Over the past few years, there has been an abundance of fatal crimes against trans women. The stories of their brutal murders appear in the news with a disturbing frequency, although in my estimation, often on local media, rather than the national stage.

The American Medical Association has also noticed this trend.

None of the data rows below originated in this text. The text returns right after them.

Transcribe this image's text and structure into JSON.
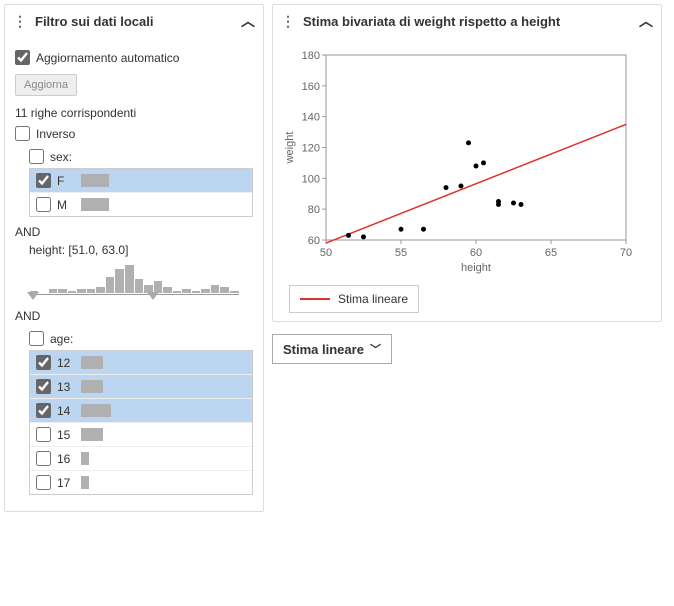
{
  "leftPanel": {
    "title": "Filtro sui dati locali",
    "autoUpdate": "Aggiornamento automatico",
    "refreshBtn": "Aggiorna",
    "matchText": "11 righe corrispondenti",
    "inverse": "Inverso",
    "sexLabel": "sex:",
    "sexOpts": [
      {
        "label": "F",
        "checked": true,
        "bar": 28
      },
      {
        "label": "M",
        "checked": false,
        "bar": 28
      }
    ],
    "and": "AND",
    "heightLabel": "height: [51.0, 63.0]",
    "histBars": [
      1,
      0,
      2,
      2,
      1,
      2,
      2,
      3,
      8,
      12,
      14,
      7,
      4,
      6,
      3,
      1,
      2,
      1,
      2,
      4,
      3,
      1
    ],
    "ageLabel": "age:",
    "ageOpts": [
      {
        "label": "12",
        "checked": true,
        "bar": 22
      },
      {
        "label": "13",
        "checked": true,
        "bar": 22
      },
      {
        "label": "14",
        "checked": true,
        "bar": 30
      },
      {
        "label": "15",
        "checked": false,
        "bar": 22
      },
      {
        "label": "16",
        "checked": false,
        "bar": 8
      },
      {
        "label": "17",
        "checked": false,
        "bar": 8
      }
    ]
  },
  "rightPanel": {
    "title": "Stima bivariata di weight rispetto a height",
    "ylabel": "weight",
    "xlabel": "height",
    "legend": "Stima lineare",
    "dropdown": "Stima lineare"
  },
  "chart_data": {
    "type": "scatter",
    "xlabel": "height",
    "ylabel": "weight",
    "xlim": [
      50,
      70
    ],
    "ylim": [
      60,
      180
    ],
    "xticks": [
      50,
      55,
      60,
      65,
      70
    ],
    "yticks": [
      60,
      80,
      100,
      120,
      140,
      160,
      180
    ],
    "points": [
      {
        "x": 51.5,
        "y": 63
      },
      {
        "x": 52.5,
        "y": 62
      },
      {
        "x": 55.0,
        "y": 67
      },
      {
        "x": 56.5,
        "y": 67
      },
      {
        "x": 58.0,
        "y": 94
      },
      {
        "x": 59.0,
        "y": 95
      },
      {
        "x": 59.5,
        "y": 123
      },
      {
        "x": 60.0,
        "y": 108
      },
      {
        "x": 60.5,
        "y": 110
      },
      {
        "x": 61.5,
        "y": 83
      },
      {
        "x": 61.5,
        "y": 85
      },
      {
        "x": 62.5,
        "y": 84
      },
      {
        "x": 63.0,
        "y": 83
      }
    ],
    "fit_line": {
      "x1": 50,
      "y1": 58,
      "x2": 70,
      "y2": 135
    }
  }
}
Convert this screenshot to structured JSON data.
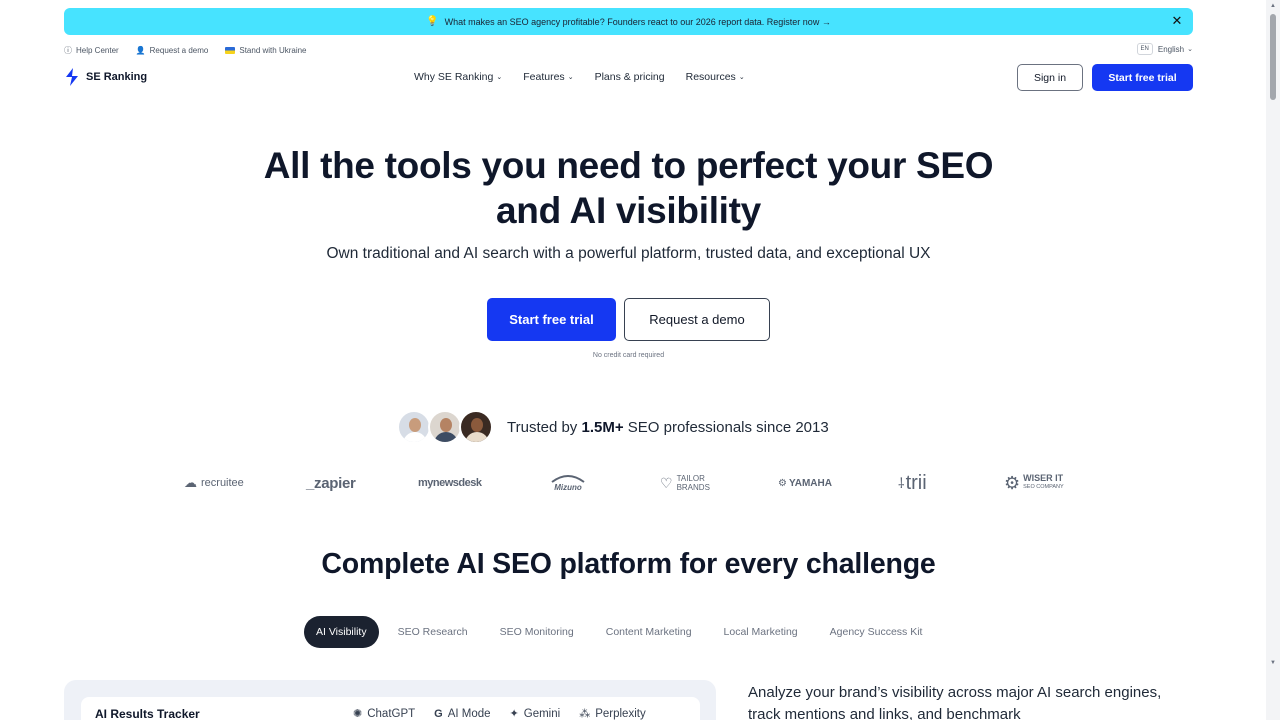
{
  "banner": {
    "text": "What makes an SEO agency profitable? Founders react to our 2026 report data. Register now →",
    "icon": "lightbulb-icon",
    "background": "#47e3ff"
  },
  "utility": {
    "help": "Help Center",
    "demo": "Request a demo",
    "ukraine": "Stand with Ukraine",
    "lang_code": "EN",
    "lang_label": "English"
  },
  "nav": {
    "brand": "SE Ranking",
    "items": [
      "Why SE Ranking",
      "Features",
      "Plans & pricing",
      "Resources"
    ],
    "sign_in": "Sign in",
    "start_trial": "Start free trial"
  },
  "hero": {
    "title_line1": "All the tools you need to perfect your SEO",
    "title_line2": "and AI visibility",
    "subtitle": "Own traditional and AI search with a powerful platform, trusted data, and exceptional UX",
    "primary_button": "Start free trial",
    "secondary_button": "Request a demo",
    "note": "No credit card required"
  },
  "trust": {
    "prefix": "Trusted by ",
    "highlight": "1.5M+",
    "suffix": " SEO professionals since 2013"
  },
  "logos": {
    "recruitee": "recruitee",
    "zapier": "_zapier",
    "mynewsdesk": "mynewsdesk",
    "mizuno": "Mizuno",
    "tailor_top": "TAILOR",
    "tailor_bottom": "BRANDS",
    "yamaha": "YAMAHA",
    "trii": "trii",
    "wiser_top": "WISER IT",
    "wiser_bottom": "SEO COMPANY"
  },
  "section": {
    "title": "Complete AI SEO platform for every challenge",
    "tabs": [
      "AI Visibility",
      "SEO Research",
      "SEO Monitoring",
      "Content Marketing",
      "Local Marketing",
      "Agency Success Kit"
    ],
    "active_tab": "AI Visibility"
  },
  "tracker": {
    "title": "AI Results Tracker",
    "engines": [
      "ChatGPT",
      "AI Mode",
      "Gemini",
      "Perplexity"
    ]
  },
  "side_text": "Analyze your brand’s visibility across major AI search engines, track mentions and links, and benchmark",
  "colors": {
    "accent": "#1538f2",
    "dark": "#0f172a",
    "banner": "#47e3ff"
  }
}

The AMA passed a resolution and made public statements about the need to increase national awareness of “the epidemic of violence against the transgender community, especially the amplified dangers faced by people of color.” In line with this aim, the resolution includes statistics about the murders to tell the story of the epidemic:

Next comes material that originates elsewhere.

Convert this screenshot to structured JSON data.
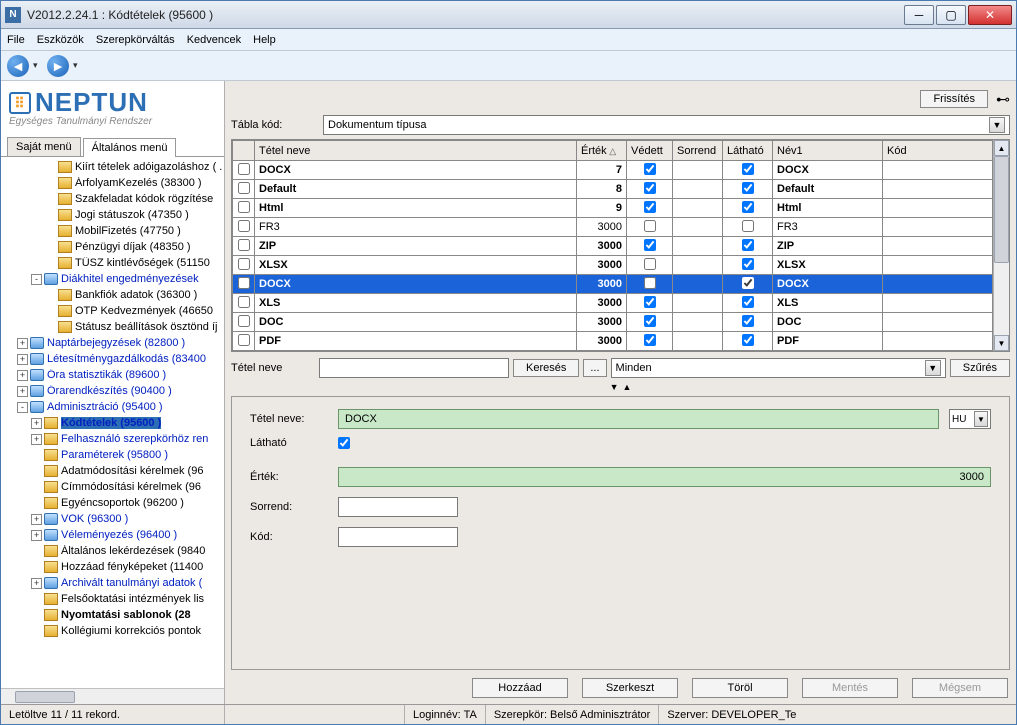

In 2017:

  • Highest recorded number of homicides of transgender people reported in the media, at 29.

In 2018:

  • During the summer of 2018, there were 9 murders of Black transgender women in the span of 10 weeks

Aggregate numbers since 2013:

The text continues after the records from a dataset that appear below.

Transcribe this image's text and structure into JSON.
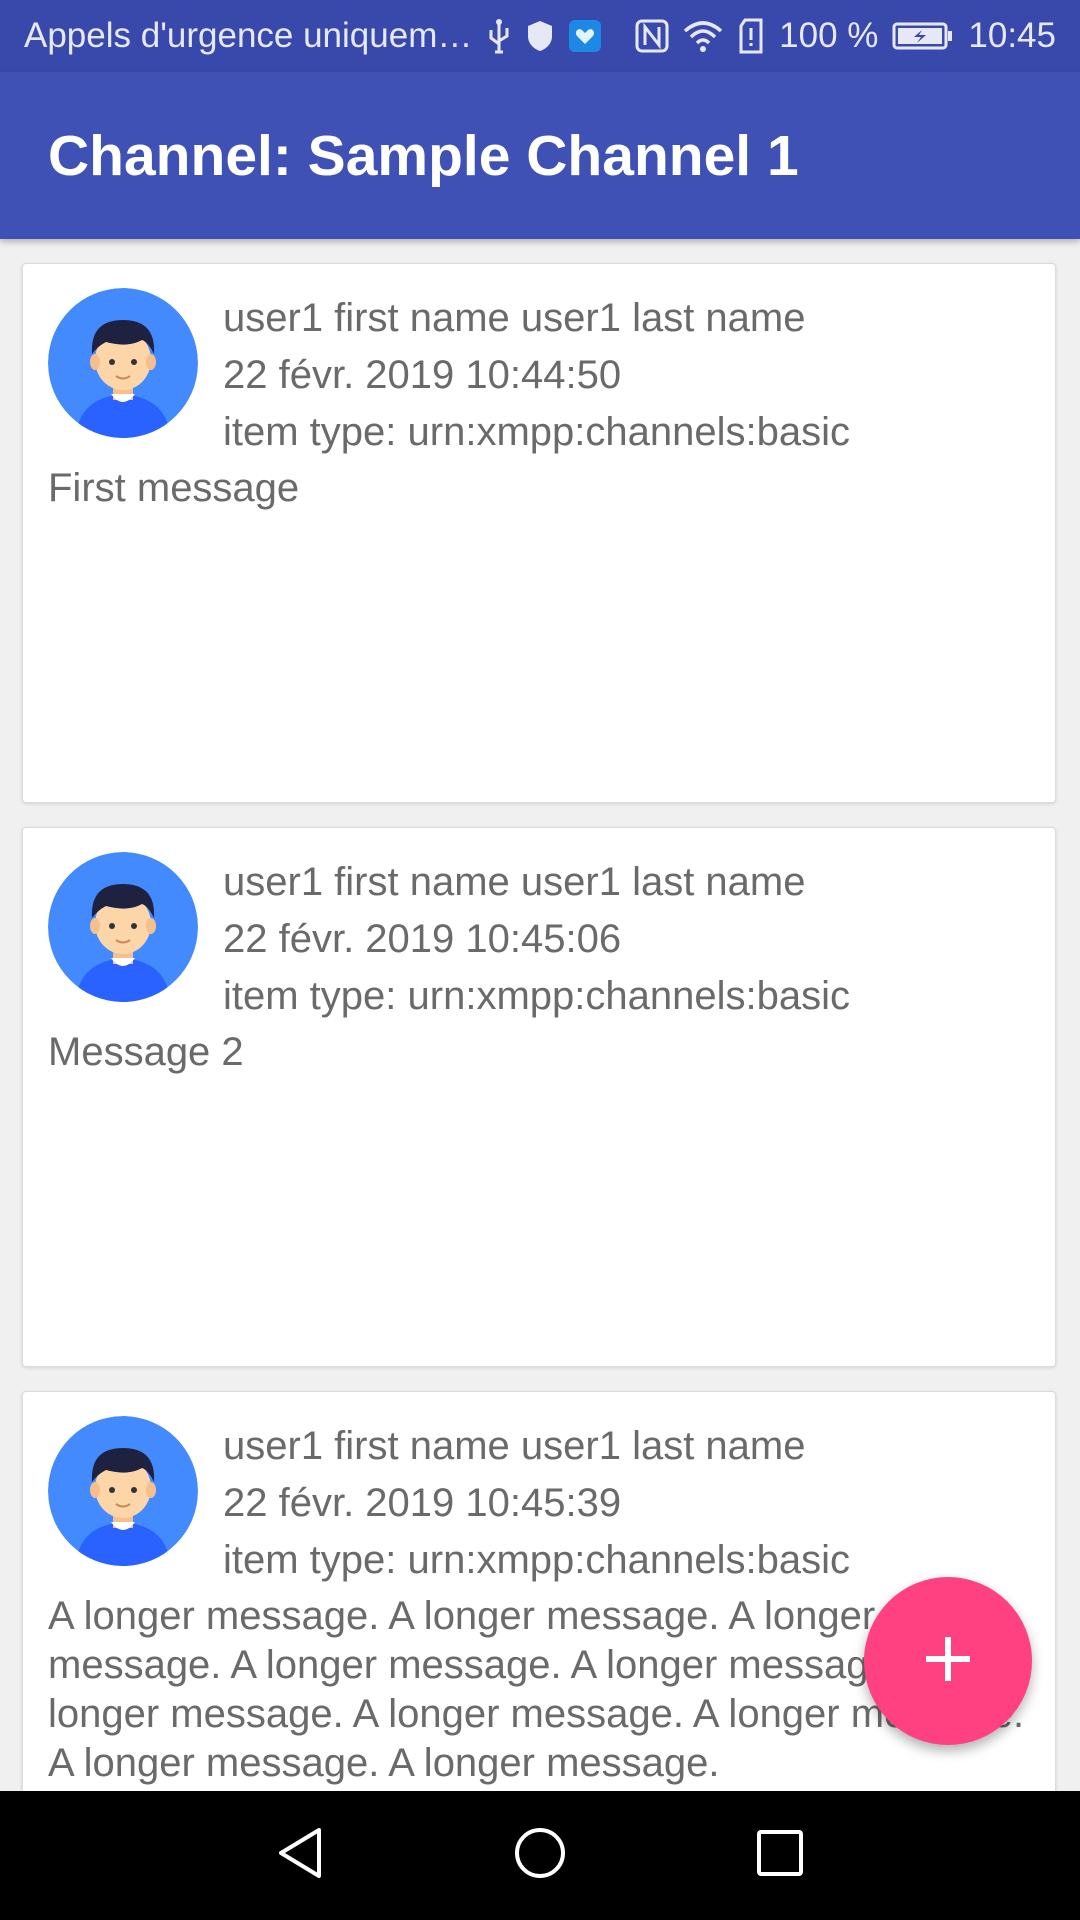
{
  "status_bar": {
    "carrier_text": "Appels d'urgence uniquem…",
    "battery": "100 %",
    "time": "10:45",
    "left_icons": [
      "usb-icon",
      "shield-icon",
      "app-notification-icon"
    ],
    "right_icons": [
      "nfc-icon",
      "wifi-icon",
      "sim-alert-icon",
      "battery-charging-icon"
    ]
  },
  "app_bar": {
    "title": "Channel: Sample Channel 1"
  },
  "items": [
    {
      "author": "user1 first name user1 last name",
      "date": "22 févr. 2019 10:44:50",
      "item_type": "item type: urn:xmpp:channels:basic",
      "message": "First message"
    },
    {
      "author": "user1 first name user1 last name",
      "date": "22 févr. 2019 10:45:06",
      "item_type": "item type: urn:xmpp:channels:basic",
      "message": "Message 2"
    },
    {
      "author": "user1 first name user1 last name",
      "date": "22 févr. 2019 10:45:39",
      "item_type": "item type: urn:xmpp:channels:basic",
      "message": "A longer message. A longer message. A longer message. A longer message. A longer message. A longer message. A longer message. A longer message. A longer message. A longer message."
    }
  ],
  "fab": {
    "icon": "plus-icon"
  },
  "nav_bar": {
    "icons": [
      "back-icon",
      "home-icon",
      "recents-icon"
    ]
  },
  "colors": {
    "status_bar": "#3949ab",
    "app_bar": "#3f51b5",
    "fab": "#ff4081",
    "avatar_bg": "#448aff"
  }
}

  • 128 transgender women, transgender men, and non-binary people…have been killed across 32 states and 87 cities;
  • 80% of all known transgender homicide victims were transgender women of color; 69% were Black transgender women;

The full text of the resolution, 008, “Preventing Anti-Transgender Violence,” can be found here.

(Note: The terminology used in the statistics above is consistent with the language used in the resolution, and is somewhat different than the terminology used in the rest of this blog post).

This is a public health crisis that kills people and fosters trauma in the larger community. In addition to the violence, there are a slew of other issues that negatively impact the health of trans women, including but not limited to non-fatal physical violence, homelessness, sexual assault, and the fact that many feel a need to go into sex work to survive.

To return to the photo from the parade, more important than recognizing the numbers is recognizing the people. Crucially, various organizations advocating for equality of trans women, including the marchers in the Pride parade, do not brandish statistics and numbers on the placards but rather the names and faces of the trans women murdered.

As such, I will attempt to include as many names here as possible, along with links to the articles that reported the crimes, in the hopes of giving more visibility to the victims’ lives, their families, and their legacies. I apologize in advance for those who I cannot find, as the violence is often underreported and underrepresented.

Ceylon Auguste-Nelson, BA

Research Associate